The Korean Air Nut Rage
After an unfortunate case of managerial misconduct on December 5, 2014, Cho Hyun-ah, also known as Heather Kim the former vice president of Korean Air, was forced to resign. The reason for her sudden downfall: macadamia nuts. Cho was sitting in first class and prior to takeoff was handed macadamia nuts by a flight attendant regardless of the fact that Cho did not request for any. Furthermore, the flight attendant served the nuts still in its bag, which differs from the manual that flight attendants should follow. Furious of the attendant’s actions, Cho reprimanded the flight attendant and demanded the plane which was already on the taxiway to return back to the gate. Cho was found guilty and the flight attendants are filing lawsuits against her.
In 2016, South Korean has taken action to revise and add more to the aviation laws. Before the Korean Air Nut Rage incident, the offense of disturbing the pilot did not carry any jail term or fine.
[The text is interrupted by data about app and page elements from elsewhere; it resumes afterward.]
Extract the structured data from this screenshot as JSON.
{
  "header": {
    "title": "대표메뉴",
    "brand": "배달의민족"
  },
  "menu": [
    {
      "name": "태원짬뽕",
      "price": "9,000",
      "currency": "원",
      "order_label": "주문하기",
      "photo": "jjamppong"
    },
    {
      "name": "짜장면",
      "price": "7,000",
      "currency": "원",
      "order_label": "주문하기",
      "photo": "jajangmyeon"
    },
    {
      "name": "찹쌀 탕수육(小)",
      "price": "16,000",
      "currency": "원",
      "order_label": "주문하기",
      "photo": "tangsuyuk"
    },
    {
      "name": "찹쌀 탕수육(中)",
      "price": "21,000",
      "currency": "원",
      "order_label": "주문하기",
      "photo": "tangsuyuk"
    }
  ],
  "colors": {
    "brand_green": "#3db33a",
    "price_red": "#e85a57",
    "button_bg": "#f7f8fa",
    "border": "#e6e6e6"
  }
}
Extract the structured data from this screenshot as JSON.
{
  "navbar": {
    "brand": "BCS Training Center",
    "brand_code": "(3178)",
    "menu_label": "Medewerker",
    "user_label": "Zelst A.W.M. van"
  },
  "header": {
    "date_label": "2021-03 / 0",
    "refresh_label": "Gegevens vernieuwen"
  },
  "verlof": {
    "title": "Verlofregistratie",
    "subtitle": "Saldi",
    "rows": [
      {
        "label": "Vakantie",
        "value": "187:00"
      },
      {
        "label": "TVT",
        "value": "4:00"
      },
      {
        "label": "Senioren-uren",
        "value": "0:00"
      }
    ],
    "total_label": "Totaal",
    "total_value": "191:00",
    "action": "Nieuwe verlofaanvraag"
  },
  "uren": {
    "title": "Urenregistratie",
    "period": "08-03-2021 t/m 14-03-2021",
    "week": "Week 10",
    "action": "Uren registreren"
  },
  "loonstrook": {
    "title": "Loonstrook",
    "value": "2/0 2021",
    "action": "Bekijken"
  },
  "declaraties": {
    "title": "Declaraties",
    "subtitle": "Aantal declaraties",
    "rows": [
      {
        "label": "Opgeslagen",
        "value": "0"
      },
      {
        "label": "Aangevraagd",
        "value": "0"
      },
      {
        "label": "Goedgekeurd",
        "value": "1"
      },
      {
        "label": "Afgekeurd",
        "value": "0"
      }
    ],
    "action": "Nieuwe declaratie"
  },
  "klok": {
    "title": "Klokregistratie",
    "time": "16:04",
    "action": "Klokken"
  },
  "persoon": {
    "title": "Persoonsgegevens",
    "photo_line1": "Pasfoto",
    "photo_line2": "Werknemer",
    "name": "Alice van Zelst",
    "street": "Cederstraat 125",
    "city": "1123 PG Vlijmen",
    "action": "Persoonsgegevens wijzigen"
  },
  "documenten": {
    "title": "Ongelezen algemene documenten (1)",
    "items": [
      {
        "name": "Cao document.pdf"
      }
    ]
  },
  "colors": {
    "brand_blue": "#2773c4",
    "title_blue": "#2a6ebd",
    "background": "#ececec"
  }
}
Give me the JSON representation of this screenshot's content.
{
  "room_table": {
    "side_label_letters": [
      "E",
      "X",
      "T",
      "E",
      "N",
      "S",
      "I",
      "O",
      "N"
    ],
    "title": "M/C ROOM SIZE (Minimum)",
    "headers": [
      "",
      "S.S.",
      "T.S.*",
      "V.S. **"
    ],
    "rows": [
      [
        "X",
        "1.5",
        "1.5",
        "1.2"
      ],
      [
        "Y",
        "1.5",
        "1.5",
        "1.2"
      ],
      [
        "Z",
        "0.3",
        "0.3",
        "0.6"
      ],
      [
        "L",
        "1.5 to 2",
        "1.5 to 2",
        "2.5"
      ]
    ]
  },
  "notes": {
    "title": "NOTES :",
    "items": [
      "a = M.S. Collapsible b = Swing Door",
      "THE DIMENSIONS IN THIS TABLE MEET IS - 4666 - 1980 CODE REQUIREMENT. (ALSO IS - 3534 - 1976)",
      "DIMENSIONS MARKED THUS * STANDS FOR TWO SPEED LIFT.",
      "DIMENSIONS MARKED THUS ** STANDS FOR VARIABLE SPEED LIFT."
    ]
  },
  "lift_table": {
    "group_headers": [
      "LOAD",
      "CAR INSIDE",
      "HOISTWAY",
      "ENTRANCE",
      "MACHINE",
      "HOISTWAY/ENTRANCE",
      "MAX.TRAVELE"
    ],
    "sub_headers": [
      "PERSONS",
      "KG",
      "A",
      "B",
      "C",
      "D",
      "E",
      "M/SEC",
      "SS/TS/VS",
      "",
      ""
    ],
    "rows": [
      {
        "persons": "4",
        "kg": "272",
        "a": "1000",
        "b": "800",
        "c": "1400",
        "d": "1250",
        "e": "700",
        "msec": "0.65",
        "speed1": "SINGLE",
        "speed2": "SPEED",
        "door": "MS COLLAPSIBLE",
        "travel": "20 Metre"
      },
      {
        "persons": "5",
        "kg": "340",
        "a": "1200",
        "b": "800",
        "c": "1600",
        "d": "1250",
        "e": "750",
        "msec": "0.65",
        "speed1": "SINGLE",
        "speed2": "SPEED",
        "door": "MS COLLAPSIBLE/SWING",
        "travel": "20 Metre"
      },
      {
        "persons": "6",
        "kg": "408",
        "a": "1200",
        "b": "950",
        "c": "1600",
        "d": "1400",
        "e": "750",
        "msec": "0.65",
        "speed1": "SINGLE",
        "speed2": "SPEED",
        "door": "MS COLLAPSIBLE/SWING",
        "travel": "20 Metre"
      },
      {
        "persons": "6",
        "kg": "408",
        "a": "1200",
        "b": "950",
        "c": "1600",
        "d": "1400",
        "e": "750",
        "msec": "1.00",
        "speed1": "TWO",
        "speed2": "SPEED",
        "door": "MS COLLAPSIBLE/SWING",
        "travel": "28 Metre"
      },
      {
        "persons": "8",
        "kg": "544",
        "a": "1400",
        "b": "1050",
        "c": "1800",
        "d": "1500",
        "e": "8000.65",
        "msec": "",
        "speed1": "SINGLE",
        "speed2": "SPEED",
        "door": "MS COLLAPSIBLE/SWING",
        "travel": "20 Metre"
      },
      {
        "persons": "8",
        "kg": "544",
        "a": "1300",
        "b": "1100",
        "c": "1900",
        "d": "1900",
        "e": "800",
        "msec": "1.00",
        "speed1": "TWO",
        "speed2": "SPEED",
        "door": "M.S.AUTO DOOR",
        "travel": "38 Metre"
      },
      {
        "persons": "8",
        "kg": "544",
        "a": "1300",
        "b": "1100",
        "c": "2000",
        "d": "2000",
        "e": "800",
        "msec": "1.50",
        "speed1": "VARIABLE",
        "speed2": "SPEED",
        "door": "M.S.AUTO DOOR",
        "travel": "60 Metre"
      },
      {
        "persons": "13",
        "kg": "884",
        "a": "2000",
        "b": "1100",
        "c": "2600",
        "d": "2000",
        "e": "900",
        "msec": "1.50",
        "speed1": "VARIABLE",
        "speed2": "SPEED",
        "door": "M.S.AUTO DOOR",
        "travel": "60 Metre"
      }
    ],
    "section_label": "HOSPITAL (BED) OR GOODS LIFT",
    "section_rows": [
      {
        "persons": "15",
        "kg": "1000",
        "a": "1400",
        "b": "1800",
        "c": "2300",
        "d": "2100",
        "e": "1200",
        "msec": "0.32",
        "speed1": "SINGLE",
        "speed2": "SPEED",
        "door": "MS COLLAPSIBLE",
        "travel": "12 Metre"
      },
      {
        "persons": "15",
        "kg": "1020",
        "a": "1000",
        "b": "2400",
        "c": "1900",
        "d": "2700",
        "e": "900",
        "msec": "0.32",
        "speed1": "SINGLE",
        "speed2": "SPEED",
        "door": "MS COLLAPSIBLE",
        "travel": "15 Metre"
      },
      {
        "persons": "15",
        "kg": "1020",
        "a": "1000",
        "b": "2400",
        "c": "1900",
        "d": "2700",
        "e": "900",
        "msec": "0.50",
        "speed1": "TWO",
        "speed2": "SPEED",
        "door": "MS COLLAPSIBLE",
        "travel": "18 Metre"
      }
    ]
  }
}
However, now, for the same offence, those guilty can be charged for up to five years in jail or a hefty fine.
The Korean Air Nut Rage incident sheds light on the problem of “Gabjil,” which is a Korean term holding a negative meaning that the higher ranked people boss around the people who are ranked below them. To have a better understanding, it was made from the words “gab” and “eur.” Gab represents the person with more power and eur the weak. It originally comes from legal terminology, but is now used to talk about any relationships such as boss/subordinate or adult/child. Therefore “Gabjil,” can easily be understood as acting as the gab.
Aside from the episode of Cho and the macadamia nuts, there are many examples of “Gabjil,” in Korean society. Not long after the Nut Rage, a mother and a daughter mother and daughter forced a part time worker at one of the Hyundai Department stores in Korea to park their car though they were not valet parking. Following the worker’s denial to park, the mother and daughter assaulted the parking lot part time worker because they considered themselves as the gab of the situation. Another case of “Gabjil,” happened recently when a part time worker for the Korean Tourism Company was fired for refusing to take off a mask she was wearing. The employee was wearing the mask to protect herself from germs due to the ongoing MERS infections, but the company felt that it was a distraction when translating for the tourists. Consequently, the employee was fired and the public is criticizing the company’s decision. “Gabjil,” remains as a serious problem that needs to be solved.
Many Korean celebrities have parodied Cho Hyun-ah’s looks as she entered court for her trial. Here are some of them.
Picture1: Singer Kim Heechul imitating Cho Hyun Ah Picture2: (Left) Singer Kang Gyun-Sung imitating Cho Hyun-Ah(right)